According to Deloitte, 100,000 legal roles would be automated by 2036. They also report that by 2020, law firms will be faced with a tipping point for a new strategy. It is most advisable for all law firms to commit to becoming AI-ready by embracing a growth mind set, set aside the fear of failure and begin to develop internal AI practices despite their traditional resistance to technology.

Artificial intelligence also benefits the law firms in the following ways: It saves time as it analyses more information, more thoroughly than humans in a tiny fraction of time. This in turn helps to save cost and improve efficiency since less staff time is involved in finding answers and identifying mistakes; the quality of work is produced is better as human factors such as fatigue, sentimentsand distraction are not present. It also identifies missing clauses or conditions, inconsistently used terminology or undefined terms; It improves organizational and logical structure with automatic document comparison. Thus, lawyers can more quickly identify holes or gaps in their documents and even in their legal analysis.


Flowing from all that has been said, it can be concluded that the world is moving fast and the reality of living in a digital age is dawning on man. Therefore, it necessary to consider the position artificial intelligence is taking in our world today in order to make sure the transition process is one which is very smooth.

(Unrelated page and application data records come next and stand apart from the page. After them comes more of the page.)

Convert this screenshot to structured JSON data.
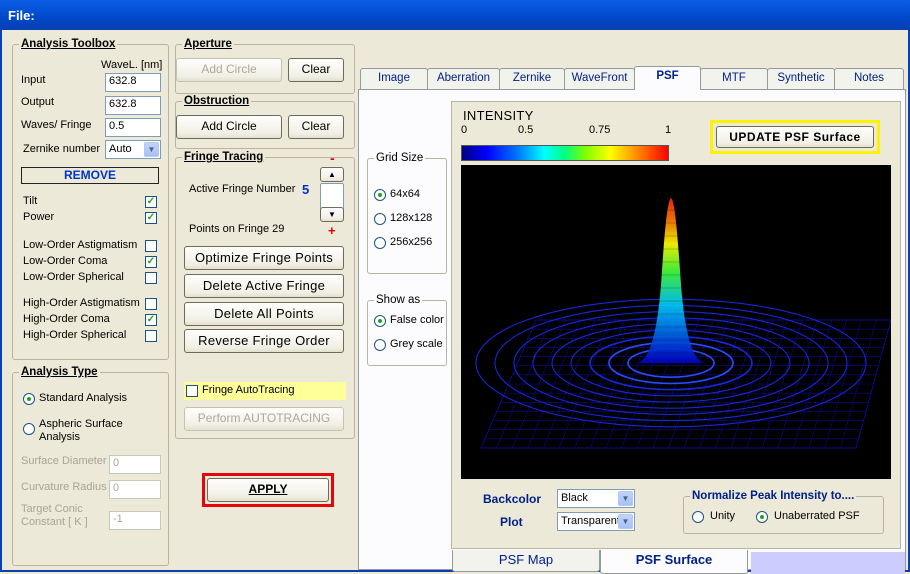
{
  "window": {
    "title": "File:"
  },
  "toolbox": {
    "title": "Analysis Toolbox",
    "wavel_header": "WaveL. [nm]",
    "input_label": "Input",
    "input_value": "632.8",
    "output_label": "Output",
    "output_value": "632.8",
    "waves_label": "Waves/ Fringe",
    "waves_value": "0.5",
    "zernike_label": "Zernike number",
    "zernike_value": "Auto",
    "remove_label": "REMOVE",
    "terms": [
      {
        "label": "Tilt",
        "checked": true
      },
      {
        "label": "Power",
        "checked": true
      },
      {
        "label": "Low-Order  Astigmatism",
        "checked": false
      },
      {
        "label": "Low-Order  Coma",
        "checked": true
      },
      {
        "label": "Low-Order  Spherical",
        "checked": false
      },
      {
        "label": "High-Order  Astigmatism",
        "checked": false
      },
      {
        "label": "High-Order  Coma",
        "checked": true
      },
      {
        "label": "High-Order  Spherical",
        "checked": false
      }
    ],
    "check_mark": "✓"
  },
  "analysis_type": {
    "title": "Analysis Type",
    "standard": "Standard  Analysis",
    "aspheric_1": "Aspheric  Surface",
    "aspheric_2": "Analysis",
    "surface_diameter_label": "Surface Diameter",
    "surface_diameter_value": "0",
    "curvature_radius_label": "Curvature Radius",
    "curvature_radius_value": "0",
    "target_conic_label_1": "Target Conic",
    "target_conic_label_2": "Constant [ K ]",
    "target_conic_value": "-1"
  },
  "aperture": {
    "title": "Aperture",
    "add": "Add Circle",
    "clear": "Clear"
  },
  "obstruction": {
    "title": "Obstruction",
    "add": "Add Circle",
    "clear": "Clear"
  },
  "fringe": {
    "title": "Fringe Tracing",
    "active_label": "Active Fringe Number",
    "active_value": "5",
    "points_label": "Points on  Fringe 29",
    "minus": "-",
    "plus": "+",
    "up": "▲",
    "down": "▼",
    "optimize": "Optimize Fringe Points",
    "delete_active": "Delete Active Fringe",
    "delete_all": "Delete  All  Points",
    "reverse": "Reverse  Fringe Order",
    "autotracing_label": "Fringe AutoTracing",
    "perform": "Perform  AUTOTRACING"
  },
  "apply": "APPLY",
  "tabs": [
    "Image",
    "Aberration",
    "Zernike",
    "WaveFront",
    "PSF",
    "MTF",
    "Synthetic",
    "Notes"
  ],
  "active_tab": "PSF",
  "grid": {
    "title": "Grid Size",
    "options": [
      "64x64",
      "128x128",
      "256x256"
    ],
    "selected": "64x64"
  },
  "showas": {
    "title": "Show as",
    "options": [
      "False color",
      "Grey scale"
    ],
    "selected": "False color"
  },
  "intensity": {
    "title": "INTENSITY",
    "ticks": [
      "0",
      "0.5",
      "0.75",
      "1"
    ]
  },
  "update_button": "UPDATE  PSF  Surface",
  "backcolor": {
    "label": "Backcolor",
    "value": "Black"
  },
  "plot": {
    "label": "Plot",
    "value": "Transparent"
  },
  "normalize": {
    "title": "Normalize Peak Intensity to....",
    "options": [
      "Unity",
      "Unaberrated PSF"
    ],
    "selected": "Unaberrated PSF"
  },
  "bottom_tabs": [
    "PSF   Map",
    "PSF Surface"
  ],
  "colors": {
    "title_bar": "#0048C8",
    "apply_border": "#E3060B",
    "update_border": "#FFF200",
    "autotracing_bg": "#FFFF99",
    "plot_bg": "#000000",
    "tab_text": "#00208A"
  }
}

On the issue of copyright over works created by AI systems in Nigeria, it is advised that Nigeria adopts the approach of attributing the copyright to the person who created the AI system as this will close the gap currently existing in the Nigerian copyright regulation of works created by AI systems. Regulations should also be put in place to protect human labour particularly in sectors where AI is already taking over jobs, this is to reduce or control the effect of the shift from human intelligence to artificial intelligence. It is also advised that industry stakeholders and the legislature start making plans to ensure that the copyright Act is amended to reflect the realities of the digital age and other relevant laws are passed to cater for emerging technological trends.

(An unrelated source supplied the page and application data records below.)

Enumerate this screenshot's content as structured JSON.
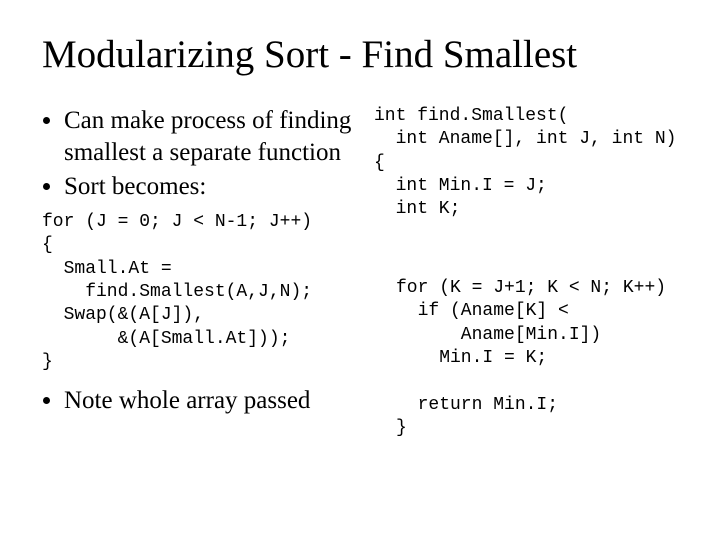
{
  "title": "Modularizing Sort - Find Smallest",
  "bullets_top": [
    "Can make process of finding smallest a separate function",
    "Sort becomes:"
  ],
  "code_right_top": "int find.Smallest(\n  int Aname[], int J, int N)\n{\n  int Min.I = J;\n  int K;",
  "code_left_bottom": "for (J = 0; J < N-1; J++)\n{\n  Small.At =\n    find.Smallest(A,J,N);\n  Swap(&(A[J]),\n       &(A[Small.At]));\n}",
  "code_right_bottom": "for (K = J+1; K < N; K++)\n  if (Aname[K] <\n      Aname[Min.I])\n    Min.I = K;\n\n  return Min.I;\n}",
  "bullets_bottom": [
    "Note whole array passed"
  ]
}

In conclusion, it is asserted that Nigeria is not prepared for that shift to Artificial Intelligence as most of the laws in Nigeria are archaic and do not conform with trends of the digital age and Nigeria will have to undergo a legislative revolution in order to effectively cater for AI technology.

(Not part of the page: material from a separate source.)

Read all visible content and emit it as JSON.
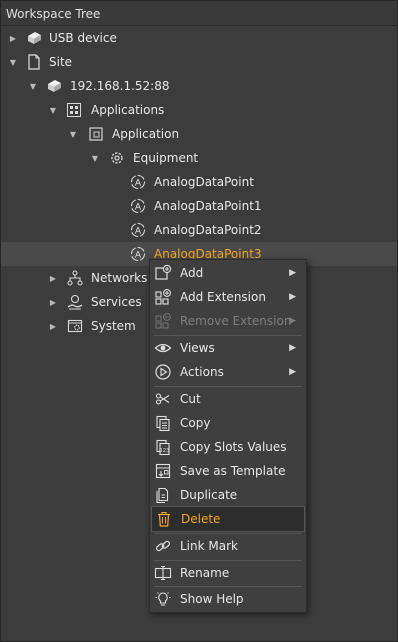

Alimi Aisha is recently graduated from the Faculty of Law, University of Lagos and is currently a Bar II candidate at the Nigerian Law School. She takes interest in reading and doing research. She is a hardworking and solution-oriented person.

Olamide Sholabomi is a graduate of Law of the University of Lagos. He is a hardworking and result driven person. He has interests in corporate law, intellectual property and International Law. He has participated in Moot Competitions both in Nigeria and Internationally. Olamide believes good laws and policies are catalysts for development in any society.

Leave a Reply

Your email address will not be published. Required fields are marked *